**Exercise instructions**
Reproduce the records below in their entirety, character for character.

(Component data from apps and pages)
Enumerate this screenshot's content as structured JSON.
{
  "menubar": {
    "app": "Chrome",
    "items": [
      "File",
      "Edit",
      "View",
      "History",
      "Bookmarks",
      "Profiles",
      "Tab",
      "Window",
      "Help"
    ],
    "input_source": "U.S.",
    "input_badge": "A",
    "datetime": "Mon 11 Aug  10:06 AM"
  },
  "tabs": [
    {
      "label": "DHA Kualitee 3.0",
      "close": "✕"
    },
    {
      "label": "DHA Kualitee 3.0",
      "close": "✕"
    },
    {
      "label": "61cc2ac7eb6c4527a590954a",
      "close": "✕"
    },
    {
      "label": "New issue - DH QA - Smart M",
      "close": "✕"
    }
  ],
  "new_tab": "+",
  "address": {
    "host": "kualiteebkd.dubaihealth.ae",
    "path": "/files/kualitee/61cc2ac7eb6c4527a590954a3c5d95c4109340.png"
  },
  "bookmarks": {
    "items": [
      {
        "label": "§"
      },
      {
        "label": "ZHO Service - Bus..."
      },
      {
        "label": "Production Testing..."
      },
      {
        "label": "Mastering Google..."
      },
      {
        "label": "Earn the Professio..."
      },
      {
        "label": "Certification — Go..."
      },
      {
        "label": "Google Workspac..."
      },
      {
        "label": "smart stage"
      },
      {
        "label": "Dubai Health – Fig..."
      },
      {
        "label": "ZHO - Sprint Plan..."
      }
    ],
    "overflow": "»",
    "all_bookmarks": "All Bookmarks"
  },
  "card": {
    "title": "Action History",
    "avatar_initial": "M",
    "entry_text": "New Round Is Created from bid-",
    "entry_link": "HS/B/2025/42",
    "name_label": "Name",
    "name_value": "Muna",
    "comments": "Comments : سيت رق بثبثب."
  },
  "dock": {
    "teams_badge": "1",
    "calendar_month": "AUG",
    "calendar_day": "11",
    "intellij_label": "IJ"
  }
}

**Answer**
Enumerate this screenshot's content as structured JSON.
{
  "menubar": {
    "app": "Chrome",
    "items": [
      "File",
      "Edit",
      "View",
      "History",
      "Bookmarks",
      "Profiles",
      "Tab",
      "Window",
      "Help"
    ],
    "input_source": "U.S.",
    "input_badge": "A",
    "datetime": "Mon 11 Aug  10:06 AM"
  },
  "tabs": [
    {
      "label": "DHA Kualitee 3.0",
      "close": "✕"
    },
    {
      "label": "DHA Kualitee 3.0",
      "close": "✕"
    },
    {
      "label": "61cc2ac7eb6c4527a590954a",
      "close": "✕"
    },
    {
      "label": "New issue - DH QA - Smart M",
      "close": "✕"
    }
  ],
  "new_tab": "+",
  "address": {
    "host": "kualiteebkd.dubaihealth.ae",
    "path": "/files/kualitee/61cc2ac7eb6c4527a590954a3c5d95c4109340.png"
  },
  "bookmarks": {
    "items": [
      {
        "label": "§"
      },
      {
        "label": "ZHO Service - Bus..."
      },
      {
        "label": "Production Testing..."
      },
      {
        "label": "Mastering Google..."
      },
      {
        "label": "Earn the Professio..."
      },
      {
        "label": "Certification — Go..."
      },
      {
        "label": "Google Workspac..."
      },
      {
        "label": "smart stage"
      },
      {
        "label": "Dubai Health – Fig..."
      },
      {
        "label": "ZHO - Sprint Plan..."
      }
    ],
    "overflow": "»",
    "all_bookmarks": "All Bookmarks"
  },
  "card": {
    "title": "Action History",
    "avatar_initial": "M",
    "entry_text": "New Round Is Created from bid-",
    "entry_link": "HS/B/2025/42",
    "name_label": "Name",
    "name_value": "Muna",
    "comments": "Comments : سيت رق بثبثب."
  },
  "dock": {
    "teams_badge": "1",
    "calendar_month": "AUG",
    "calendar_day": "11",
    "intellij_label": "IJ"
  }
}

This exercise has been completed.